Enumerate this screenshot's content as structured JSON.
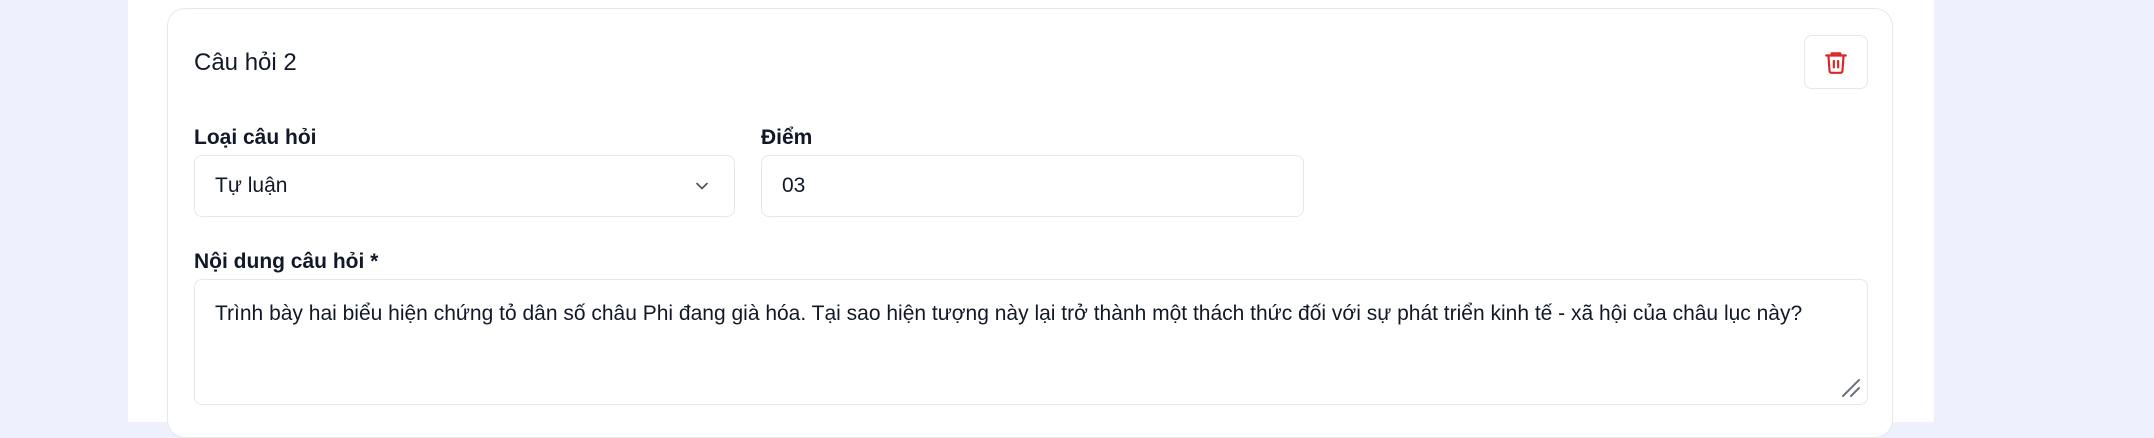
{
  "question": {
    "title": "Câu hỏi 2",
    "type_label": "Loại câu hỏi",
    "type_value": "Tự luận",
    "score_label": "Điểm",
    "score_value": "03",
    "content_label": "Nội dung câu hỏi *",
    "content_value": "Trình bày hai biểu hiện chứng tỏ dân số châu Phi đang già hóa. Tại sao hiện tượng này lại trở thành một thách thức đối với sự phát triển kinh tế - xã hội của châu lục này?"
  },
  "icons": {
    "delete": "trash-icon",
    "dropdown": "chevron-down-icon",
    "resize": "resize-handle-icon"
  },
  "colors": {
    "background": "#eef1fd",
    "panel": "#ffffff",
    "border": "#e5e7eb",
    "danger": "#dc2626",
    "text": "#111827"
  }
}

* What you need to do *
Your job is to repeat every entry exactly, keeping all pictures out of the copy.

* Result for this exercise *
Enumerate this screenshot's content as structured JSON.
{
  "question": {
    "title": "Câu hỏi 2",
    "type_label": "Loại câu hỏi",
    "type_value": "Tự luận",
    "score_label": "Điểm",
    "score_value": "03",
    "content_label": "Nội dung câu hỏi *",
    "content_value": "Trình bày hai biểu hiện chứng tỏ dân số châu Phi đang già hóa. Tại sao hiện tượng này lại trở thành một thách thức đối với sự phát triển kinh tế - xã hội của châu lục này?"
  },
  "icons": {
    "delete": "trash-icon",
    "dropdown": "chevron-down-icon",
    "resize": "resize-handle-icon"
  },
  "colors": {
    "background": "#eef1fd",
    "panel": "#ffffff",
    "border": "#e5e7eb",
    "danger": "#dc2626",
    "text": "#111827"
  }
}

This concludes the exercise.